What is oxycodone? Oxycodone is in a group of drugs classified as narcotic pain relievers. Its effects are similar to morphine. This drug is used to treat moderate to severe pain. The extended-release form of this medication is prescribed for around-the-clock treatment of pain. It is generally not intended for post surgery pain unless you were already taking oxycodone before the surgery.
What type of pain is Oxycodone prescribed for? Oxycodone is given to patients who have received chronic or long term painful side effects from extensive trauma or disease. It is categorized as a Schedule II legal narcotic, meaning it requires a prescription from a doctor. The medication is normally prescribed to older patients with moderate to severe pain. Because of its high rate of addiction, oxycodone is not normally prescribed to younger people. Oxycodone addiction is commonly attributed to chronic pain patients who need daily relief and have no other options available.

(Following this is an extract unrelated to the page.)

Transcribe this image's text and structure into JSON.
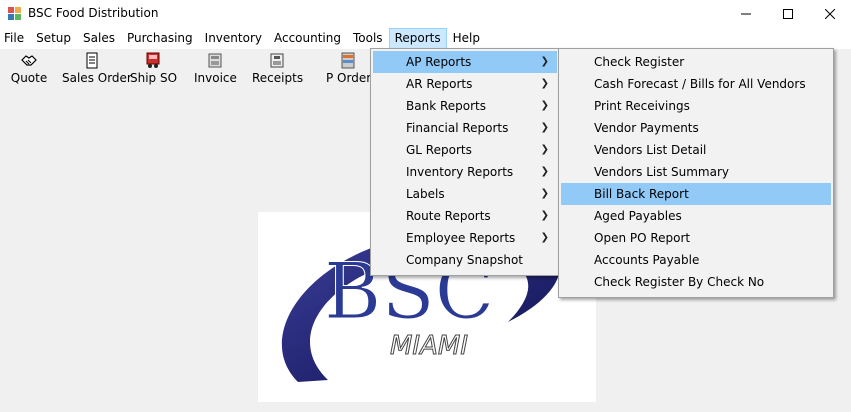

What do I need to know about this prescription pain medication? Oxycodone may be habit-forming and should be used only by the person it was prescribed for. Oxycodone should never be shared with another person, especially someone who has a history of drug abuse or addiction. Keep the medication in a secure place where others cannot get to it. Do not drink alcohol while you are taking oxycodone. Dangerous side effects or death can occur when alcohol is combined with a narcotic pain medicine. Check your food and medicine labels to be sure these products do not contain alcohol. Never take more than your prescribed dose of oxycodone. Oxycodone can cause side effects that may impair your thinking or reactions. Be careful if you drive or do anything that requires you to be awake and alert. Do not stop using oxycodone suddenly, or you may experience unpleasant withdrawal symptoms. Talk to your doctor about how to avoid withdrawal symptoms when stopping the medication.
What are common Oxycodone side effects?
Get emergency medical help if you have any of these signs of an allergic reaction: hives; difficulty breathing; swelling of your face, lips, tongue, or throat.
Call your doctor at once if you have any of these serious side effects:
Less serious side effects are more likely to occur, such as:
What are the signs of Oxycodone addiction? Even if taken as prescribed, oxycodone addiction creeps up on many patients. Some signs of addiction are insomnia, muscle and bone pain, sweats, chronic vomiting and nausea, stomach cramping, and muscle twitching. The Drug Enforcement Administration (DEA) reports that some 1.9 million Americans have taken oxycodone for illicit use. "Right now it's one of the most abused prescription drugs, and is certainly the most dangerous," one DEA official reported to Newsweek Magazine.
If you feel your loved one is trapped by oxycodone addiction, it is imperative that he or she seek treatment. Oxycodone addicts go through several withdrawal symptoms, so medical care and observation are usually needed to ensure safe cessation from the drug.